Five years ago, when the H1N1 influenza pandemic was big news, we saw a number of hospitals charged with taking shortcuts in protecting their staff by issuing surgical masks instead of N95 respirators, despite CDC recommendations to the contrary (see Nurses Protest Lack Of PPE’s).
While the H1N1 virus proved to be less deadly than first anticipated, this led to great debate over whether Healthcare Workers (HCWs) would report to work during a particularly virulent pandemic.
The answer was – for many – only as long as adequate protective gear was available (see Study: Willingness Of HCWs To Work In A Pandemic). Even before the arrival of H1N1, some doctors expressed doubts they would continue to see patients in a severe pandemic (see Will GP's Work In A Pandemic?).
While Ebola is far from becoming a pandemic, in hospitals which are required to care for Ebola cases, safety concerns still run high among the staff. Yesterday nurses from Texas Health Presbyterian hospital released a statement expressing concern over the safety protocols employed during the treatment of their index case.
A few media stories from overnight include:
Similar reports have come from Spain, where a nurse in Madrid was infected last week (see WSJ Workers at Madrid Hospital Say Spain Was Ill-Prepared for Ebola). All of which I’m sure will be heavily discussed later today when:
National Nurses United Press Release, 10/14/14
National Nurses United, which has been hearing concerns from registered nurses across the U.S. about who believe their hospitals are not properly prepared for the deadly Ebola virus, will hold a national conference call for RNs Wednesday. The call is at 3 p.m. EST, 12 noon PST.
The call comes as at least one nurse continues to be isolated in a Dallas hospital after having tested positive for the deadly Ebola virus, and reports of other patients being tested with Ebola-like symptoms.
National Nurses United called for all hospitals to have in place the highest standard of optimal protections, including Hazmat suits, and hands-on training to protect all RNs, other hospital personnel to confront Ebola.

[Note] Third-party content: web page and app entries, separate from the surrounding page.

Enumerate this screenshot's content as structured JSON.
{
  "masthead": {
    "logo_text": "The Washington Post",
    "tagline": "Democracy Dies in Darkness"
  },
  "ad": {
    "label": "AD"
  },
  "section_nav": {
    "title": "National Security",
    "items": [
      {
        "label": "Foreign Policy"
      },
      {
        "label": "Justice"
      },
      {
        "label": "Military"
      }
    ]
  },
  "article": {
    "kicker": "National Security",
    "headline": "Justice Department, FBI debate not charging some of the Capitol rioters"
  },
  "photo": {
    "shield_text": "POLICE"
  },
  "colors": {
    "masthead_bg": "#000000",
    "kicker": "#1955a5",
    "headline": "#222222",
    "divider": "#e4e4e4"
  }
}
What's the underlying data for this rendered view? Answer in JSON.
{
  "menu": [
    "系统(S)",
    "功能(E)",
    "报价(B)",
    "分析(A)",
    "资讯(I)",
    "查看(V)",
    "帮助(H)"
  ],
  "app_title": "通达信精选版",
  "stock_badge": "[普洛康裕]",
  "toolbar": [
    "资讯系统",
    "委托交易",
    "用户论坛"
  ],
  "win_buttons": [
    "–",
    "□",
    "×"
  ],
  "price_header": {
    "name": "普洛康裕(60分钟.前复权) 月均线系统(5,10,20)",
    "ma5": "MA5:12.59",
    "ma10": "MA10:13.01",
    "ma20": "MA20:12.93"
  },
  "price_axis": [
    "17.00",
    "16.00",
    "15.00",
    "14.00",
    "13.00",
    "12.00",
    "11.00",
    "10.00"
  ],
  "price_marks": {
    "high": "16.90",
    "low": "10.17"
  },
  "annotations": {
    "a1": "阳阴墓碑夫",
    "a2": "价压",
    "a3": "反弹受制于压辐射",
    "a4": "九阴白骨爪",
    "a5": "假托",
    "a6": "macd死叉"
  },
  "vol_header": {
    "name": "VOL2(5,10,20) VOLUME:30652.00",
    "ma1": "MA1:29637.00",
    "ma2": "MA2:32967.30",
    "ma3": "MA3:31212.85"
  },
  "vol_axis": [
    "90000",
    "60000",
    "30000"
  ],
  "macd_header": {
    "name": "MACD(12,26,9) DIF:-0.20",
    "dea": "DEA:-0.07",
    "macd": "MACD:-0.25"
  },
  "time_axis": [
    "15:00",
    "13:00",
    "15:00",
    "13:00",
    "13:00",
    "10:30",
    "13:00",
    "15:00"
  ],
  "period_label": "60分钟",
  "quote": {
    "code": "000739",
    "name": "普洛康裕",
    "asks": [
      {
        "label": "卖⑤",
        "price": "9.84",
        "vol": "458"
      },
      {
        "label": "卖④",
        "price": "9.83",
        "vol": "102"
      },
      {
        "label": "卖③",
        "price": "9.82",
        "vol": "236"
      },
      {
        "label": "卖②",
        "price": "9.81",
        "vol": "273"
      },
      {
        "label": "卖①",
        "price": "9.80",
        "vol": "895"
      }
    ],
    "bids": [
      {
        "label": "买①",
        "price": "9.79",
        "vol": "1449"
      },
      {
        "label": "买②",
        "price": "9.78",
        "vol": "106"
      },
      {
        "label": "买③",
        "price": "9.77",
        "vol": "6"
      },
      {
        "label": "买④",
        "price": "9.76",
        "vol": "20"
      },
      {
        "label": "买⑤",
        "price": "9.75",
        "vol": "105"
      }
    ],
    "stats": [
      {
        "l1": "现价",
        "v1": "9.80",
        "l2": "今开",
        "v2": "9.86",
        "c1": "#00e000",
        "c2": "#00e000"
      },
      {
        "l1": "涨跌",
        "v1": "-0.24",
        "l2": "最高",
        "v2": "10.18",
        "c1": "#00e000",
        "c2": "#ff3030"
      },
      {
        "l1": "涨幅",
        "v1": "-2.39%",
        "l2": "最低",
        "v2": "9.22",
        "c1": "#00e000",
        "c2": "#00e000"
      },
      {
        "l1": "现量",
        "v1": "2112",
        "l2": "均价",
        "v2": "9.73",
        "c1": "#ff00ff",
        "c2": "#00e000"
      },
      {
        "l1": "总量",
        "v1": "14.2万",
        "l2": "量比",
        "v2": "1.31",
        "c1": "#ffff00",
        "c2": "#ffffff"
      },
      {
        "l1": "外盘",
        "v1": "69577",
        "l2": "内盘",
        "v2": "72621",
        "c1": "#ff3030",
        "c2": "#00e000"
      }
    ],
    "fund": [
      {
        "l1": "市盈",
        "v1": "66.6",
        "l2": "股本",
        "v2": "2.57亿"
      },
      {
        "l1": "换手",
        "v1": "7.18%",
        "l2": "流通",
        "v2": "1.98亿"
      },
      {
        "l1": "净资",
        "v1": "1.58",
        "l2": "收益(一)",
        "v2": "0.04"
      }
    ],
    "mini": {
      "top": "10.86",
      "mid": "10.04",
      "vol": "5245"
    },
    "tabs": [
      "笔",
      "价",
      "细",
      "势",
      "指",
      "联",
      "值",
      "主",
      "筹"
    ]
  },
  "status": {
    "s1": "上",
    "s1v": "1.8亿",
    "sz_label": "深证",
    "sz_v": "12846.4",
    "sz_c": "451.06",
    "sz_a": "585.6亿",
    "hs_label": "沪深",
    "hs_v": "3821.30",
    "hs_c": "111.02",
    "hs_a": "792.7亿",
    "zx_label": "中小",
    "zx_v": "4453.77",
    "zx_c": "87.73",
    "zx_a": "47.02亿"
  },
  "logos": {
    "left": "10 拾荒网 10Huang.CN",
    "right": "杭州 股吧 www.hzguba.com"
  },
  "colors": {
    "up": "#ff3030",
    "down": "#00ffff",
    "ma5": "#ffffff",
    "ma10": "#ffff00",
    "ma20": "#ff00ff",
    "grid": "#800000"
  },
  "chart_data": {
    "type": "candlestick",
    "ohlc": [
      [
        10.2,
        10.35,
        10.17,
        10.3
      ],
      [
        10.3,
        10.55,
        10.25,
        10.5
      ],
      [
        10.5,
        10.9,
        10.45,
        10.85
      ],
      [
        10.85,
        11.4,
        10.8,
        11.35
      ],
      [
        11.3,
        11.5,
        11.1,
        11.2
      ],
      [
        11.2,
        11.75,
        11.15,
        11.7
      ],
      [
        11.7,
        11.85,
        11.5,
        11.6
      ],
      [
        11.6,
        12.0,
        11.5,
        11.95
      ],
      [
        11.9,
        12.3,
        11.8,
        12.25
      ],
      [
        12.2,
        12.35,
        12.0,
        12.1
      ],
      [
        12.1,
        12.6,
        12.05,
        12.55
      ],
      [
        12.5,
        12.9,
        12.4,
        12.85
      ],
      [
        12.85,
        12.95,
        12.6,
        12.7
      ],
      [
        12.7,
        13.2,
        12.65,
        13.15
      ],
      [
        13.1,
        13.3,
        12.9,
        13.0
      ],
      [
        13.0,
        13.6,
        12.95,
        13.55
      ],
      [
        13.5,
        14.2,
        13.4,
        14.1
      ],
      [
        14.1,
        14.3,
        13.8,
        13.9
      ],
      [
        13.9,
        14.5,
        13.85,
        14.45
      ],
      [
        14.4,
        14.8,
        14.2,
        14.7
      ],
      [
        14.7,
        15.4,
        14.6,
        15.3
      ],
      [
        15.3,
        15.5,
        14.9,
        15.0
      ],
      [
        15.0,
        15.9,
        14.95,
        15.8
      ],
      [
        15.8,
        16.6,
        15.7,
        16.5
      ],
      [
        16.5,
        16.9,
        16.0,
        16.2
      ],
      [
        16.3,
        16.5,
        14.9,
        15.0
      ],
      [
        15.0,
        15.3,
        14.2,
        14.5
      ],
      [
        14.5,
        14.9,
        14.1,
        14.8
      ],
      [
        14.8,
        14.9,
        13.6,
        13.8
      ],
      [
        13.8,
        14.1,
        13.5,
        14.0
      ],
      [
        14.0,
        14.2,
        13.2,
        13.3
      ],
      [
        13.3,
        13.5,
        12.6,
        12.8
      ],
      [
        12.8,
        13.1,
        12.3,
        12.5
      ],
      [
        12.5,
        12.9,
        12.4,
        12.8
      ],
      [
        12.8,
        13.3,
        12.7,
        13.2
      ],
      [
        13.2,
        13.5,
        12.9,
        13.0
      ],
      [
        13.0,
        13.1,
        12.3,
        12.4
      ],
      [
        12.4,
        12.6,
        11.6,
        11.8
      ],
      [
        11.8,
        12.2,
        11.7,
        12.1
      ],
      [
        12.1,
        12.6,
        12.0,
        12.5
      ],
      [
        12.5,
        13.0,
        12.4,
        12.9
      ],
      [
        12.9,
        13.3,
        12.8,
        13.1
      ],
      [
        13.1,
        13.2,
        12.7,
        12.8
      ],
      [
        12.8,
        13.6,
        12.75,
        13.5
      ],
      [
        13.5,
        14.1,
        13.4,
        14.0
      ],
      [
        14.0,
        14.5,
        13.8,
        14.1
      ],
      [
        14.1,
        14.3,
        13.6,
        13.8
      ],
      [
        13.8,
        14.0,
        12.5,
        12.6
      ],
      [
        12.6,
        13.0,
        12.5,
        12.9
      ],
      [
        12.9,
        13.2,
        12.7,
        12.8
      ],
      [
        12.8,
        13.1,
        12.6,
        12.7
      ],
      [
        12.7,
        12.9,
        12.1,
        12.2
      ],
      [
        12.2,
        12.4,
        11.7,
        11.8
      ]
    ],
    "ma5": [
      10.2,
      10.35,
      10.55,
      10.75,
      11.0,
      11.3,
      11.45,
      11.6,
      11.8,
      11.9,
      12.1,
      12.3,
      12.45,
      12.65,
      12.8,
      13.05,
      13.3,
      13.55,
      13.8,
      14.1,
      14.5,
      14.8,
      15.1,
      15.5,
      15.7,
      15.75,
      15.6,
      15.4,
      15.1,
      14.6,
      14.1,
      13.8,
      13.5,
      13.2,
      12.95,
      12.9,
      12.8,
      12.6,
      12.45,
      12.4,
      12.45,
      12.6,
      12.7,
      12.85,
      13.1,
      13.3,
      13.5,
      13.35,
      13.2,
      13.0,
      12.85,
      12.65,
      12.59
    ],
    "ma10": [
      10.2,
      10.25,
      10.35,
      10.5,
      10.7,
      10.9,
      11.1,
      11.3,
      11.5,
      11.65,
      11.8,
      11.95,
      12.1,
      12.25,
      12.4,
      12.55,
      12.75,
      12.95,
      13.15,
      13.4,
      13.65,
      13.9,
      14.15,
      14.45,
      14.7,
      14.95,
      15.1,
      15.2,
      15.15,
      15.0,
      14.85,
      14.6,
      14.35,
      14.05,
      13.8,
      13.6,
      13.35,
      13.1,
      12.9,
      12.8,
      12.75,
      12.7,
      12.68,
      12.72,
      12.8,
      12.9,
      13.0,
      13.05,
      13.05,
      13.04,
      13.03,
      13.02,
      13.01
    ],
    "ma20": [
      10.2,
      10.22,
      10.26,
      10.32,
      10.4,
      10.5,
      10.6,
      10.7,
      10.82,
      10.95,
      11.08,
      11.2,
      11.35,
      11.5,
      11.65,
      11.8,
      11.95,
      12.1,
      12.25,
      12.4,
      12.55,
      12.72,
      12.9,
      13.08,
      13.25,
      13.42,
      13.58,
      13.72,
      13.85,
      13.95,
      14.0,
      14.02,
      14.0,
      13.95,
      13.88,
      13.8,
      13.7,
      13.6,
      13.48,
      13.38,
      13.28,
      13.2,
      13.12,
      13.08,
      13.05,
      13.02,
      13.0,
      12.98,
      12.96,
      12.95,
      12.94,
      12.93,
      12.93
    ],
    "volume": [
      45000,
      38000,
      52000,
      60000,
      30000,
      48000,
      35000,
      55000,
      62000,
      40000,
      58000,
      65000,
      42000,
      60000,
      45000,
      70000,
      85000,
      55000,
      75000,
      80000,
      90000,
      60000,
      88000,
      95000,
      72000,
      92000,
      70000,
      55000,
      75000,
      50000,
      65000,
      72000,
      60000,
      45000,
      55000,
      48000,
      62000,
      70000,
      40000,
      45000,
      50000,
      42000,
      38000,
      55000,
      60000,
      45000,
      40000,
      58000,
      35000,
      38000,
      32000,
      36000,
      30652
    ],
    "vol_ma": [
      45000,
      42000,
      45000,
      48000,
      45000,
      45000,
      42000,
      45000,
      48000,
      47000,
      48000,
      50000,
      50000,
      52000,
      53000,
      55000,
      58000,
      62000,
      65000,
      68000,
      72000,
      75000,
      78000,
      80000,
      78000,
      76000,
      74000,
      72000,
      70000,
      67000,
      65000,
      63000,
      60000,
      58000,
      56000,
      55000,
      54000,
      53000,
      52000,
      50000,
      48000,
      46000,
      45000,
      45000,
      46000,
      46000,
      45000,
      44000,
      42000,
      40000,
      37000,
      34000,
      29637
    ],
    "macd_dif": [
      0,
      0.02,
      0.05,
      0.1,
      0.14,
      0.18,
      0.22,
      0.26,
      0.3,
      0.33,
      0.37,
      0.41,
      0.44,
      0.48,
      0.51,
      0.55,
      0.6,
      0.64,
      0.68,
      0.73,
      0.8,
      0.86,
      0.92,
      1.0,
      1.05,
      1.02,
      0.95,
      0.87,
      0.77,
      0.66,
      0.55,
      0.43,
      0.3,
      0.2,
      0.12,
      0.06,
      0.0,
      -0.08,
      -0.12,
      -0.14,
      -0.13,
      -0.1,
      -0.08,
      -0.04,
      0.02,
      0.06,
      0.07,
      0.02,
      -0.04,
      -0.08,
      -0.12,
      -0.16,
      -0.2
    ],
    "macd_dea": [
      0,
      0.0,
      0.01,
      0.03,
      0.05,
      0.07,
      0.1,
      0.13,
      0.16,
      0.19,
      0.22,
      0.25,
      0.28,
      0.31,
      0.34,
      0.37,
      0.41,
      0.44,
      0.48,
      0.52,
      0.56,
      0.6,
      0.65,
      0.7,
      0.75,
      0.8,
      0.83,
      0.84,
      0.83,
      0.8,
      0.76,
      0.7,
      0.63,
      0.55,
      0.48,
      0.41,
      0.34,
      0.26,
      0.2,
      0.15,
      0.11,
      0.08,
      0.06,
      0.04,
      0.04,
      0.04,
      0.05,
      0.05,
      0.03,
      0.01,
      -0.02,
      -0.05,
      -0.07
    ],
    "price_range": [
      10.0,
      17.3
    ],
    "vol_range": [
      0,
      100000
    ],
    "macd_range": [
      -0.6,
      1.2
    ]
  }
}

On the call, for which more than 4,000 RNs have signed up to call in with the opportunity to ask questions, discussion will include what their hospital is doing or not doing to prepare for Ebola to improve safety for patients, nurses and other hospital personnel, and the communities they serve.
The confidence (or lack, thereof) of nurses in their facility’s ability to deal with Ebola cases is illustrated by the results of a poll included in the above press release:
Current findings show:
- 85 percent say their hospital has not provided education on Ebola with the ability for the nurses to interact and ask questions – a percentage that remains largely unchanged
- 40 percent say their hospital has insufficient current supplies of eye protection (face shields or side shields with goggles) for daily use on their unit; 38 percent say there are insufficient supplies of fluid resistant/impermeable gowns in their hospital – both numbers are increasing as more survey results come in
- 41 percent say their hospital does not have plans to equip isolation rooms with plastic covered mattresses and pillows and discard all linens after use; only 8 percent said they were aware their hospital does have such a plan in place
NNU is calling for all U.S. hospitals to immediately implement a full emergency preparedness plan for Ebola, or other disease outbreaks. That includes:
- Full training of hospital personnel, along with proper protocols and training materials for responding to outbreaks, with the ability for nurses to interact and ask questions.
- Adequate supplies of Hazmat suits and other personal protective equipment.
- Properly equipped isolation rooms to assure patient, visitor, and staff safety.
- Proper procedures for disposal of medical waste and linens after use.
NNU is also calling for significant increases in provision of aid, financial, personnel, and protective equipment, from the U.S., other governments, and private corporate interests to the nations in West Africa directly affected to contain and stop the spread of Ebola.
I’ve heard similar feedback from others in the healthcare industry. Many hospitals have done little more than pin up posters on the wall, urging the staff to visit the CDC Ebola guidance site.
If, as officials have suggested, additional HCWs turn up infected in Dallas, this crisis of confidence among healthcare workers as to whether current infection control protocols are adequate to protect them will only increase.
As anyone who has ever worked in a hospitals already knows - while doctors may run hospitals – it is really the nurses and techs and ancillary staff that make the hospitals run.
And so if we expect them to keep them working in the face of potential Ebola risks, we must go the extra mile to make sure they are not only well-protected, but that they honestly believe their facility is fully committed to doing whatever it takes to protect them and their loved ones.
Simply saying you are isn’t enough, you have to show it.